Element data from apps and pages

◆ ◆ ◆ ◆

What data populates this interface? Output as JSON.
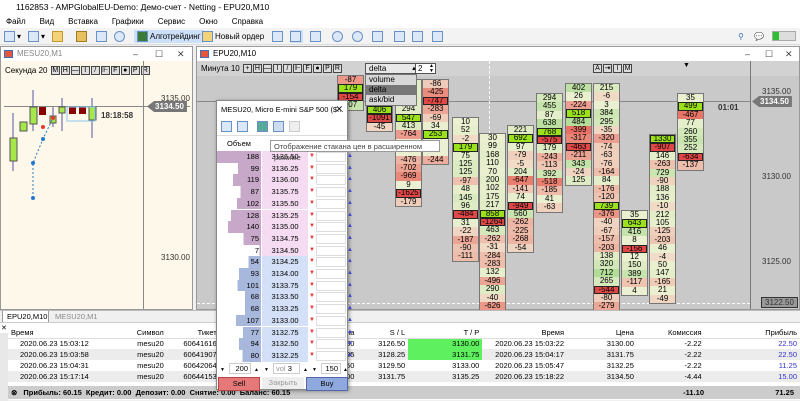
{
  "window": {
    "title": "1162853 - AMPGlobalEU-Demo: Демо-счет - Netting - EPU20,M10"
  },
  "menu": [
    "Файл",
    "Вид",
    "Вставка",
    "Графики",
    "Сервис",
    "Окно",
    "Справка"
  ],
  "toolbar": {
    "algo_label": "Алготрейдинг",
    "new_order_label": "Новый ордер"
  },
  "left_chart": {
    "title": "MESU20,M1",
    "timeframe": "Секунда",
    "period": "20",
    "buttons": [
      "M",
      "H",
      "—",
      "I",
      "/",
      "⊩",
      "F",
      "●",
      "P",
      "R"
    ],
    "axis": [
      "3135.00",
      "3130.00"
    ],
    "last_price": "3134.50",
    "timer": "18:18:58"
  },
  "main_chart": {
    "title": "EPU20,M10",
    "timeframe": "Минута",
    "period": "10",
    "buttons": [
      "+",
      "H",
      "—",
      "I",
      "/",
      "⊩",
      "F",
      "●",
      "P",
      "R"
    ],
    "mode_select": {
      "value": "delta",
      "options": [
        "volume",
        "delta",
        "ask/bid"
      ],
      "selected": "delta"
    },
    "step_value": "2",
    "right_buttons": [
      "A",
      "⇥",
      "I",
      "M"
    ],
    "axis": [
      "3135.00",
      "3130.00",
      "3125.00"
    ],
    "last_price": "3134.50",
    "bottom_price": "3122.50",
    "timer": "01:01",
    "clusters": [
      [
        "-87",
        "179",
        "-154",
        "107"
      ],
      [
        "406",
        "-1091",
        "-45"
      ],
      [
        "307",
        "237",
        "302",
        "294",
        "547",
        "413",
        "-764",
        "",
        "",
        "-476",
        "-702",
        "-969",
        "9",
        "-1625",
        "-179"
      ],
      [
        "-86",
        "-425",
        "-747",
        "-283",
        "-69",
        "34",
        "253",
        "",
        "",
        "-244"
      ],
      [
        "10",
        "52",
        "-2",
        "179",
        "75",
        "125",
        "125",
        "-97",
        "48",
        "145",
        "96",
        "-484",
        "31",
        "-22",
        "-187",
        "-90",
        "-111"
      ],
      [
        "30",
        "99",
        "168",
        "110",
        "70",
        "200",
        "102",
        "175",
        "217",
        "858",
        "-1264",
        "463",
        "-262",
        "-31",
        "-284",
        "-283",
        "132",
        "-496",
        "290",
        "-40",
        "-626"
      ],
      [
        "221",
        "692",
        "97",
        "-79",
        "-5",
        "204",
        "-647",
        "-141",
        "74",
        "-949",
        "560",
        "-262",
        "-225",
        "-268",
        "-54"
      ],
      [
        "294",
        "455",
        "87",
        "638",
        "768",
        "-575",
        "179",
        "-243",
        "-113",
        "392",
        "-518",
        "-185",
        "41",
        "-63"
      ],
      [
        "402",
        "26",
        "-224",
        "518",
        "484",
        "-399",
        "-317",
        "-463",
        "-211",
        "343",
        "-24",
        "125"
      ],
      [
        "215",
        "-6",
        "3",
        "384",
        "295",
        "-35",
        "-320",
        "-74",
        "-63",
        "-76",
        "-164",
        "84",
        "-176",
        "-120",
        "739",
        "-376",
        "-40",
        "-67",
        "-157",
        "-203",
        "138",
        "320",
        "712",
        "265",
        "-544",
        "-80",
        "-279",
        "-171"
      ],
      [
        "35",
        "643",
        "416",
        "8",
        "-156",
        "12",
        "150",
        "389",
        "-117",
        "4"
      ],
      [
        "1330",
        "-907",
        "146",
        "-263",
        "729",
        "-90",
        "188",
        "136",
        "-10",
        "212",
        "105",
        "-125",
        "-203",
        "46",
        "-4",
        "50",
        "147",
        "-165",
        "21",
        "-49"
      ],
      [
        "35",
        "499",
        "-467",
        "77",
        "260",
        "355",
        "252",
        "-634",
        "-137"
      ]
    ]
  },
  "tooltip": "Отображение стакана цен в расширенном режиме",
  "order_book": {
    "title": "MESU20, Micro E-mini S&P 500 ($...",
    "volume_header": "Объем",
    "asks": [
      {
        "vol": "188",
        "price": "3136.50"
      },
      {
        "vol": "99",
        "price": "3136.25"
      },
      {
        "vol": "119",
        "price": "3136.00"
      },
      {
        "vol": "87",
        "price": "3135.75"
      },
      {
        "vol": "102",
        "price": "3135.50"
      },
      {
        "vol": "128",
        "price": "3135.25"
      },
      {
        "vol": "140",
        "price": "3135.00"
      },
      {
        "vol": "75",
        "price": "3134.75"
      },
      {
        "vol": "7",
        "price": "3134.50"
      }
    ],
    "bids": [
      {
        "vol": "54",
        "price": "3134.25"
      },
      {
        "vol": "93",
        "price": "3134.00"
      },
      {
        "vol": "101",
        "price": "3133.75"
      },
      {
        "vol": "68",
        "price": "3133.50"
      },
      {
        "vol": "68",
        "price": "3133.25"
      },
      {
        "vol": "107",
        "price": "3133.00"
      },
      {
        "vol": "77",
        "price": "3132.75"
      },
      {
        "vol": "94",
        "price": "3132.50"
      },
      {
        "vol": "80",
        "price": "3132.25"
      }
    ],
    "sell_qty": "200",
    "vol_label": "vol",
    "vol_value": "3",
    "buy_qty": "150",
    "sell_label": "Sell",
    "close_label": "Закрыть",
    "buy_label": "Buy"
  },
  "tabs": [
    "EPU20,M10",
    "MESU20,M1"
  ],
  "positions": {
    "headers": [
      "Время",
      "Символ",
      "Тикет",
      "Цена",
      "S / L",
      "T / P",
      "Время",
      "Цена",
      "Комиссия",
      "Прибыль"
    ],
    "rows": [
      [
        "2020.06.23 15:03:12",
        "mesu20",
        "60641616",
        "3128.50",
        "3126.50",
        "3130.00",
        "2020.06.23 15:03:22",
        "3130.00",
        "-2.22",
        "22.50"
      ],
      [
        "2020.06.23 15:03:58",
        "mesu20",
        "60641907",
        "3130.25",
        "3128.25",
        "3131.75",
        "2020.06.23 15:04:17",
        "3131.75",
        "-2.22",
        "22.50"
      ],
      [
        "2020.06.23 15:04:31",
        "mesu20",
        "60642064",
        "3131.50",
        "3129.50",
        "3133.00",
        "2020.06.23 15:05:47",
        "3132.25",
        "-2.22",
        "11.25"
      ],
      [
        "2020.06.23 15:17:14",
        "mesu20",
        "60644153",
        "3134.00",
        "3131.75",
        "3135.25",
        "2020.06.23 15:18:22",
        "3134.50",
        "-4.44",
        "15.00"
      ]
    ],
    "summary": "Прибыль: 60.15  Кредит: 0.00  Депозит: 0.00  Снятие: 0.00  Баланс: 60.15",
    "total_commission": "-11.10",
    "total_profit": "71.25"
  },
  "colors": {
    "tp_hit": "#5ef05e",
    "profit": "#3030d0",
    "ask_bg": "#f6dcf2",
    "bid_bg": "#d3e0f7",
    "sell": "#e57878",
    "buy": "#8fa9df",
    "chart_bg": "#c9c9c9",
    "left_chart_bg": "#fdf8ea"
  }
}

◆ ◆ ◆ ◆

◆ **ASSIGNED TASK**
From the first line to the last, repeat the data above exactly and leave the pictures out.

◆ **RESPONSE TO THIS EXERCISE**
What data populates this interface? Output as JSON.
{
  "window": {
    "title": "1162853 - AMPGlobalEU-Demo: Демо-счет - Netting - EPU20,M10"
  },
  "menu": [
    "Файл",
    "Вид",
    "Вставка",
    "Графики",
    "Сервис",
    "Окно",
    "Справка"
  ],
  "toolbar": {
    "algo_label": "Алготрейдинг",
    "new_order_label": "Новый ордер"
  },
  "left_chart": {
    "title": "MESU20,M1",
    "timeframe": "Секунда",
    "period": "20",
    "buttons": [
      "M",
      "H",
      "—",
      "I",
      "/",
      "⊩",
      "F",
      "●",
      "P",
      "R"
    ],
    "axis": [
      "3135.00",
      "3130.00"
    ],
    "last_price": "3134.50",
    "timer": "18:18:58"
  },
  "main_chart": {
    "title": "EPU20,M10",
    "timeframe": "Минута",
    "period": "10",
    "buttons": [
      "+",
      "H",
      "—",
      "I",
      "/",
      "⊩",
      "F",
      "●",
      "P",
      "R"
    ],
    "mode_select": {
      "value": "delta",
      "options": [
        "volume",
        "delta",
        "ask/bid"
      ],
      "selected": "delta"
    },
    "step_value": "2",
    "right_buttons": [
      "A",
      "⇥",
      "I",
      "M"
    ],
    "axis": [
      "3135.00",
      "3130.00",
      "3125.00"
    ],
    "last_price": "3134.50",
    "bottom_price": "3122.50",
    "timer": "01:01",
    "clusters": [
      [
        "-87",
        "179",
        "-154",
        "107"
      ],
      [
        "406",
        "-1091",
        "-45"
      ],
      [
        "307",
        "237",
        "302",
        "294",
        "547",
        "413",
        "-764",
        "",
        "",
        "-476",
        "-702",
        "-969",
        "9",
        "-1625",
        "-179"
      ],
      [
        "-86",
        "-425",
        "-747",
        "-283",
        "-69",
        "34",
        "253",
        "",
        "",
        "-244"
      ],
      [
        "10",
        "52",
        "-2",
        "179",
        "75",
        "125",
        "125",
        "-97",
        "48",
        "145",
        "96",
        "-484",
        "31",
        "-22",
        "-187",
        "-90",
        "-111"
      ],
      [
        "30",
        "99",
        "168",
        "110",
        "70",
        "200",
        "102",
        "175",
        "217",
        "858",
        "-1264",
        "463",
        "-262",
        "-31",
        "-284",
        "-283",
        "132",
        "-496",
        "290",
        "-40",
        "-626"
      ],
      [
        "221",
        "692",
        "97",
        "-79",
        "-5",
        "204",
        "-647",
        "-141",
        "74",
        "-949",
        "560",
        "-262",
        "-225",
        "-268",
        "-54"
      ],
      [
        "294",
        "455",
        "87",
        "638",
        "768",
        "-575",
        "179",
        "-243",
        "-113",
        "392",
        "-518",
        "-185",
        "41",
        "-63"
      ],
      [
        "402",
        "26",
        "-224",
        "518",
        "484",
        "-399",
        "-317",
        "-463",
        "-211",
        "343",
        "-24",
        "125"
      ],
      [
        "215",
        "-6",
        "3",
        "384",
        "295",
        "-35",
        "-320",
        "-74",
        "-63",
        "-76",
        "-164",
        "84",
        "-176",
        "-120",
        "739",
        "-376",
        "-40",
        "-67",
        "-157",
        "-203",
        "138",
        "320",
        "712",
        "265",
        "-544",
        "-80",
        "-279",
        "-171"
      ],
      [
        "35",
        "643",
        "416",
        "8",
        "-156",
        "12",
        "150",
        "389",
        "-117",
        "4"
      ],
      [
        "1330",
        "-907",
        "146",
        "-263",
        "729",
        "-90",
        "188",
        "136",
        "-10",
        "212",
        "105",
        "-125",
        "-203",
        "46",
        "-4",
        "50",
        "147",
        "-165",
        "21",
        "-49"
      ],
      [
        "35",
        "499",
        "-467",
        "77",
        "260",
        "355",
        "252",
        "-634",
        "-137"
      ]
    ]
  },
  "tooltip": "Отображение стакана цен в расширенном режиме",
  "order_book": {
    "title": "MESU20, Micro E-mini S&P 500 ($...",
    "volume_header": "Объем",
    "asks": [
      {
        "vol": "188",
        "price": "3136.50"
      },
      {
        "vol": "99",
        "price": "3136.25"
      },
      {
        "vol": "119",
        "price": "3136.00"
      },
      {
        "vol": "87",
        "price": "3135.75"
      },
      {
        "vol": "102",
        "price": "3135.50"
      },
      {
        "vol": "128",
        "price": "3135.25"
      },
      {
        "vol": "140",
        "price": "3135.00"
      },
      {
        "vol": "75",
        "price": "3134.75"
      },
      {
        "vol": "7",
        "price": "3134.50"
      }
    ],
    "bids": [
      {
        "vol": "54",
        "price": "3134.25"
      },
      {
        "vol": "93",
        "price": "3134.00"
      },
      {
        "vol": "101",
        "price": "3133.75"
      },
      {
        "vol": "68",
        "price": "3133.50"
      },
      {
        "vol": "68",
        "price": "3133.25"
      },
      {
        "vol": "107",
        "price": "3133.00"
      },
      {
        "vol": "77",
        "price": "3132.75"
      },
      {
        "vol": "94",
        "price": "3132.50"
      },
      {
        "vol": "80",
        "price": "3132.25"
      }
    ],
    "sell_qty": "200",
    "vol_label": "vol",
    "vol_value": "3",
    "buy_qty": "150",
    "sell_label": "Sell",
    "close_label": "Закрыть",
    "buy_label": "Buy"
  },
  "tabs": [
    "EPU20,M10",
    "MESU20,M1"
  ],
  "positions": {
    "headers": [
      "Время",
      "Символ",
      "Тикет",
      "Цена",
      "S / L",
      "T / P",
      "Время",
      "Цена",
      "Комиссия",
      "Прибыль"
    ],
    "rows": [
      [
        "2020.06.23 15:03:12",
        "mesu20",
        "60641616",
        "3128.50",
        "3126.50",
        "3130.00",
        "2020.06.23 15:03:22",
        "3130.00",
        "-2.22",
        "22.50"
      ],
      [
        "2020.06.23 15:03:58",
        "mesu20",
        "60641907",
        "3130.25",
        "3128.25",
        "3131.75",
        "2020.06.23 15:04:17",
        "3131.75",
        "-2.22",
        "22.50"
      ],
      [
        "2020.06.23 15:04:31",
        "mesu20",
        "60642064",
        "3131.50",
        "3129.50",
        "3133.00",
        "2020.06.23 15:05:47",
        "3132.25",
        "-2.22",
        "11.25"
      ],
      [
        "2020.06.23 15:17:14",
        "mesu20",
        "60644153",
        "3134.00",
        "3131.75",
        "3135.25",
        "2020.06.23 15:18:22",
        "3134.50",
        "-4.44",
        "15.00"
      ]
    ],
    "summary": "Прибыль: 60.15  Кредит: 0.00  Депозит: 0.00  Снятие: 0.00  Баланс: 60.15",
    "total_commission": "-11.10",
    "total_profit": "71.25"
  },
  "colors": {
    "tp_hit": "#5ef05e",
    "profit": "#3030d0",
    "ask_bg": "#f6dcf2",
    "bid_bg": "#d3e0f7",
    "sell": "#e57878",
    "buy": "#8fa9df",
    "chart_bg": "#c9c9c9",
    "left_chart_bg": "#fdf8ea"
  }
}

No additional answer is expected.